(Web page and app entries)
┄┄┄┄┄┄┄┄┄┄
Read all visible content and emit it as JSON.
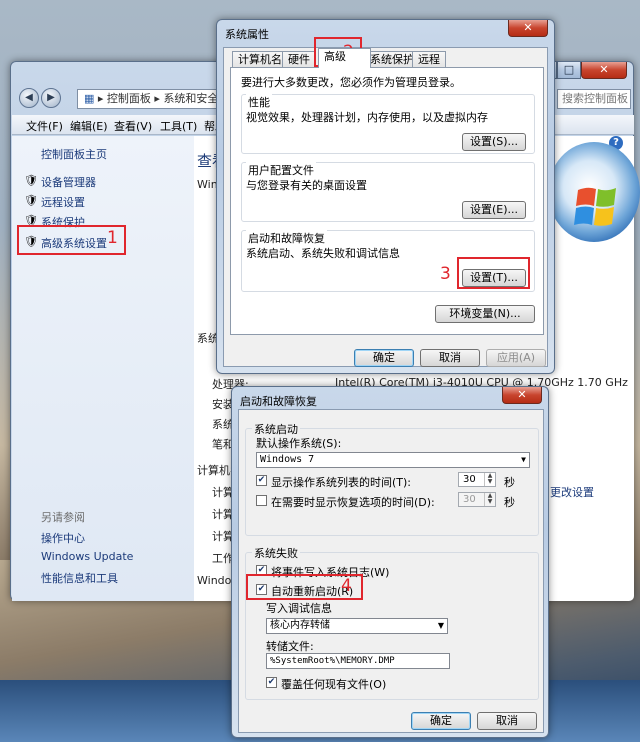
{
  "control_panel": {
    "address": [
      "控制面板",
      "系统和安全"
    ],
    "search_placeholder": "搜索控制面板",
    "menu": [
      "文件(F)",
      "编辑(E)",
      "查看(V)",
      "工具(T)",
      "帮助(H)"
    ],
    "left_home": "控制面板主页",
    "left_items": [
      "设备管理器",
      "远程设置",
      "系统保护",
      "高级系统设置"
    ],
    "see_also_title": "另请参阅",
    "see_also": [
      "操作中心",
      "Windows Update",
      "性能信息和工具"
    ],
    "right_heading": "查看",
    "right_fragments": [
      "Wind",
      "系统",
      "处理器:",
      "安装",
      "系统",
      "笔和",
      "计算机名",
      "计算",
      "计算",
      "计算",
      "工作",
      "Window"
    ],
    "processor_value": "Intel(R) Core(TM) i3-4010U CPU @ 1.70GHz   1.70 GHz",
    "change_settings_link": "更改设置"
  },
  "system_properties": {
    "title": "系统属性",
    "tabs": [
      "计算机名",
      "硬件",
      "高级",
      "系统保护",
      "远程"
    ],
    "admin_note": "要进行大多数更改，您必须作为管理员登录。",
    "performance": {
      "label": "性能",
      "desc": "视觉效果，处理器计划，内存使用，以及虚拟内存",
      "button": "设置(S)..."
    },
    "user_profiles": {
      "label": "用户配置文件",
      "desc": "与您登录有关的桌面设置",
      "button": "设置(E)..."
    },
    "startup_recovery": {
      "label": "启动和故障恢复",
      "desc": "系统启动、系统失败和调试信息",
      "button": "设置(T)..."
    },
    "env_button": "环境变量(N)...",
    "ok": "确定",
    "cancel": "取消",
    "apply": "应用(A)"
  },
  "startup_dialog": {
    "title": "启动和故障恢复",
    "system_startup_label": "系统启动",
    "default_os_label": "默认操作系统(S):",
    "default_os_value": "Windows 7",
    "show_os_list_label": "显示操作系统列表的时间(T):",
    "show_os_list_value": "30",
    "show_recovery_label": "在需要时显示恢复选项的时间(D):",
    "show_recovery_value": "30",
    "seconds": "秒",
    "system_failure_label": "系统失败",
    "write_event_label": "将事件写入系统日志(W)",
    "auto_restart_label": "自动重新启动(R)",
    "debug_info_label": "写入调试信息",
    "debug_info_value": "核心内存转储",
    "dump_file_label": "转储文件:",
    "dump_file_value": "%SystemRoot%\\MEMORY.DMP",
    "overwrite_label": "覆盖任何现有文件(O)",
    "ok": "确定",
    "cancel": "取消"
  },
  "annotations": [
    "1",
    "2",
    "3",
    "4"
  ]
}
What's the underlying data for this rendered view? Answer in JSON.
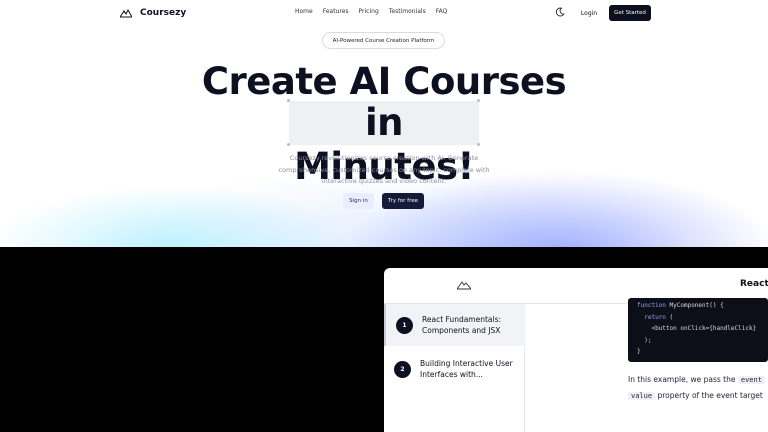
{
  "nav": {
    "brand": "Coursezy",
    "links": [
      "Home",
      "Features",
      "Pricing",
      "Testimonials",
      "FAQ"
    ],
    "login": "Login",
    "cta": "Get Started"
  },
  "hero": {
    "badge": "AI-Powered Course Creation Platform",
    "headline_line1": "Create AI Courses",
    "headline_line2": "in Minutes!",
    "description": "Coursezy revolutionizes course creation with AI. Generate comprehensive, customized courses on any topic, complete with interactive quizzes and video content.",
    "signin": "Sign in",
    "try_free": "Try for free"
  },
  "app": {
    "title": "React",
    "lessons": [
      {
        "num": "1",
        "title": "React Fundamentals: Components and JSX"
      },
      {
        "num": "2",
        "title": "Building Interactive User Interfaces with..."
      }
    ],
    "code": {
      "line1_kw": "function",
      "line1_rest": " MyComponent() {",
      "line2_kw": "return",
      "line2_rest": " (",
      "line3": "<button onClick={handleClick}",
      "line4": ");",
      "line5": "}"
    },
    "text_line1_pre": "In this example, we pass the ",
    "text_line1_code": "event",
    "text_line2_code": "value",
    "text_line2_post": " property of the event target"
  },
  "icons": {
    "brand": "mountain-logo-icon",
    "theme": "moon-icon"
  }
}
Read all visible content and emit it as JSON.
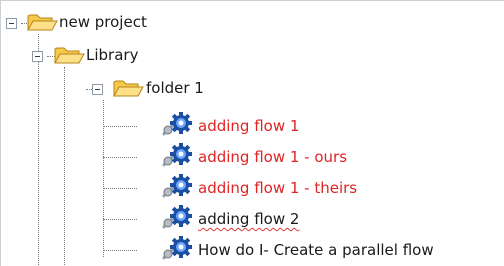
{
  "tree": {
    "root": {
      "label": "new project",
      "expanded": true,
      "icon": "open-folder-icon"
    },
    "library": {
      "label": "Library",
      "expanded": true,
      "icon": "open-folder-icon"
    },
    "folder1": {
      "label": "folder 1",
      "expanded": true,
      "icon": "open-folder-icon"
    },
    "flows": [
      {
        "label": "adding flow 1",
        "color": "#e02424",
        "icon": "flow-gear-icon"
      },
      {
        "label": "adding flow 1 - ours",
        "color": "#e02424",
        "icon": "flow-gear-icon"
      },
      {
        "label": "adding flow 1 - theirs",
        "color": "#e02424",
        "icon": "flow-gear-icon"
      },
      {
        "label": "adding flow 2",
        "color": "#1a1a1a",
        "icon": "flow-gear-icon",
        "spellcheck_underline": true
      },
      {
        "label": "How do I- Create a parallel flow",
        "color": "#1a1a1a",
        "icon": "flow-gear-icon"
      }
    ]
  }
}
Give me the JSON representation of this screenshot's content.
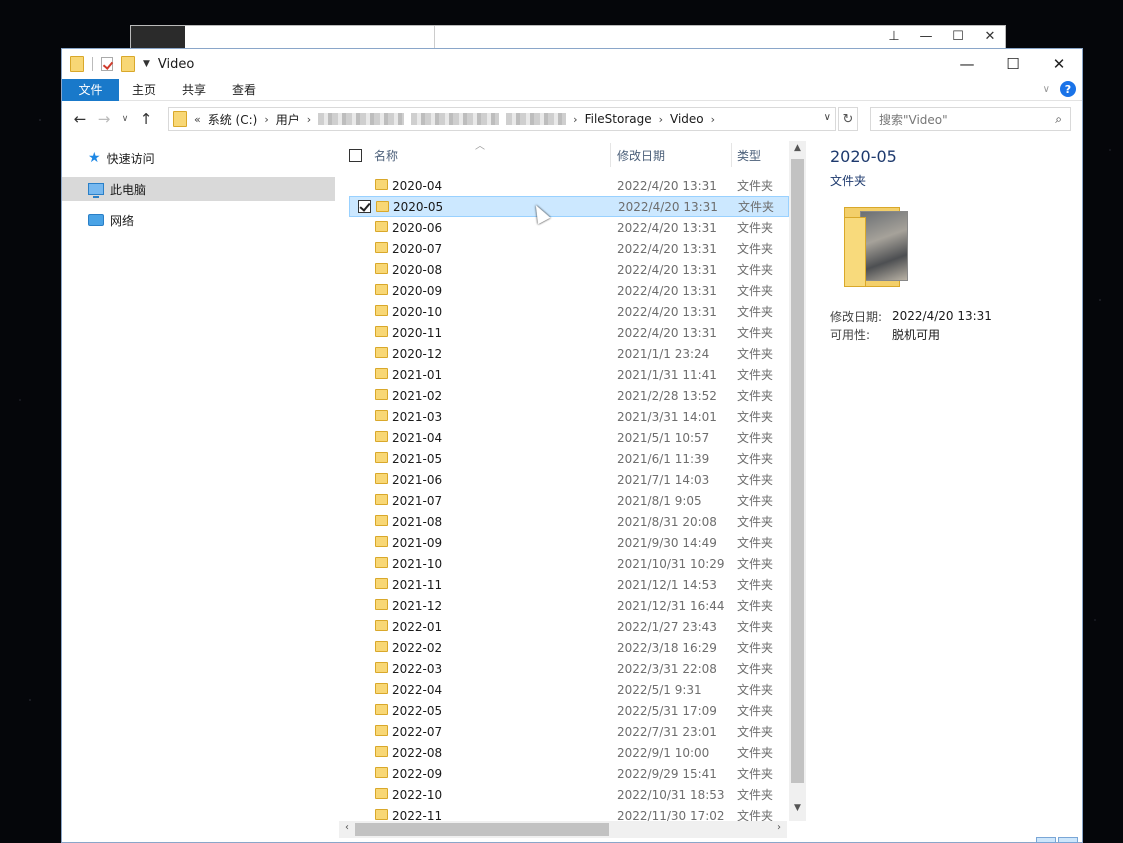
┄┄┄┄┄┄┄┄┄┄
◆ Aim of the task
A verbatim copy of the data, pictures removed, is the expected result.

◆ Result of this task
Read all visible content and emit it as JSON.
{
  "control_panel": {
    "address": [
      "控制面板",
      "系统和安全"
    ],
    "search_placeholder": "搜索控制面板",
    "menu": [
      "文件(F)",
      "编辑(E)",
      "查看(V)",
      "工具(T)",
      "帮助(H)"
    ],
    "left_home": "控制面板主页",
    "left_items": [
      "设备管理器",
      "远程设置",
      "系统保护",
      "高级系统设置"
    ],
    "see_also_title": "另请参阅",
    "see_also": [
      "操作中心",
      "Windows Update",
      "性能信息和工具"
    ],
    "right_heading": "查看",
    "right_fragments": [
      "Wind",
      "系统",
      "处理器:",
      "安装",
      "系统",
      "笔和",
      "计算机名",
      "计算",
      "计算",
      "计算",
      "工作",
      "Window"
    ],
    "processor_value": "Intel(R) Core(TM) i3-4010U CPU @ 1.70GHz   1.70 GHz",
    "change_settings_link": "更改设置"
  },
  "system_properties": {
    "title": "系统属性",
    "tabs": [
      "计算机名",
      "硬件",
      "高级",
      "系统保护",
      "远程"
    ],
    "admin_note": "要进行大多数更改，您必须作为管理员登录。",
    "performance": {
      "label": "性能",
      "desc": "视觉效果，处理器计划，内存使用，以及虚拟内存",
      "button": "设置(S)..."
    },
    "user_profiles": {
      "label": "用户配置文件",
      "desc": "与您登录有关的桌面设置",
      "button": "设置(E)..."
    },
    "startup_recovery": {
      "label": "启动和故障恢复",
      "desc": "系统启动、系统失败和调试信息",
      "button": "设置(T)..."
    },
    "env_button": "环境变量(N)...",
    "ok": "确定",
    "cancel": "取消",
    "apply": "应用(A)"
  },
  "startup_dialog": {
    "title": "启动和故障恢复",
    "system_startup_label": "系统启动",
    "default_os_label": "默认操作系统(S):",
    "default_os_value": "Windows 7",
    "show_os_list_label": "显示操作系统列表的时间(T):",
    "show_os_list_value": "30",
    "show_recovery_label": "在需要时显示恢复选项的时间(D):",
    "show_recovery_value": "30",
    "seconds": "秒",
    "system_failure_label": "系统失败",
    "write_event_label": "将事件写入系统日志(W)",
    "auto_restart_label": "自动重新启动(R)",
    "debug_info_label": "写入调试信息",
    "debug_info_value": "核心内存转储",
    "dump_file_label": "转储文件:",
    "dump_file_value": "%SystemRoot%\\MEMORY.DMP",
    "overwrite_label": "覆盖任何现有文件(O)",
    "ok": "确定",
    "cancel": "取消"
  },
  "annotations": [
    "1",
    "2",
    "3",
    "4"
  ]
}
What's the underlying data for this rendered view? Answer in JSON.
{
  "nav": {
    "brand": "Coursezy",
    "links": [
      "Home",
      "Features",
      "Pricing",
      "Testimonials",
      "FAQ"
    ],
    "login": "Login",
    "cta": "Get Started"
  },
  "hero": {
    "badge": "AI-Powered Course Creation Platform",
    "headline_line1": "Create AI Courses",
    "headline_line2": "in Minutes!",
    "description": "Coursezy revolutionizes course creation with AI. Generate comprehensive, customized courses on any topic, complete with interactive quizzes and video content.",
    "signin": "Sign in",
    "try_free": "Try for free"
  },
  "app": {
    "title": "React",
    "lessons": [
      {
        "num": "1",
        "title": "React Fundamentals: Components and JSX"
      },
      {
        "num": "2",
        "title": "Building Interactive User Interfaces with..."
      }
    ],
    "code": {
      "line1_kw": "function",
      "line1_rest": " MyComponent() {",
      "line2_kw": "return",
      "line2_rest": " (",
      "line3": "<button onClick={handleClick}",
      "line4": ");",
      "line5": "}"
    },
    "text_line1_pre": "In this example, we pass the ",
    "text_line1_code": "event",
    "text_line2_code": "value",
    "text_line2_post": " property of the event target"
  },
  "icons": {
    "brand": "mountain-logo-icon",
    "theme": "moon-icon"
  }
}
Read all visible content and emit it as JSON.
{
  "tree": {
    "root": {
      "label": "new project",
      "expanded": true,
      "icon": "open-folder-icon"
    },
    "library": {
      "label": "Library",
      "expanded": true,
      "icon": "open-folder-icon"
    },
    "folder1": {
      "label": "folder 1",
      "expanded": true,
      "icon": "open-folder-icon"
    },
    "flows": [
      {
        "label": "adding flow 1",
        "color": "#e02424",
        "icon": "flow-gear-icon"
      },
      {
        "label": "adding flow 1 - ours",
        "color": "#e02424",
        "icon": "flow-gear-icon"
      },
      {
        "label": "adding flow 1 - theirs",
        "color": "#e02424",
        "icon": "flow-gear-icon"
      },
      {
        "label": "adding flow 2",
        "color": "#1a1a1a",
        "icon": "flow-gear-icon",
        "spellcheck_underline": true
      },
      {
        "label": "How do I- Create a parallel flow",
        "color": "#1a1a1a",
        "icon": "flow-gear-icon"
      }
    ]
  }
}
Give me the JSON representation of this screenshot's content.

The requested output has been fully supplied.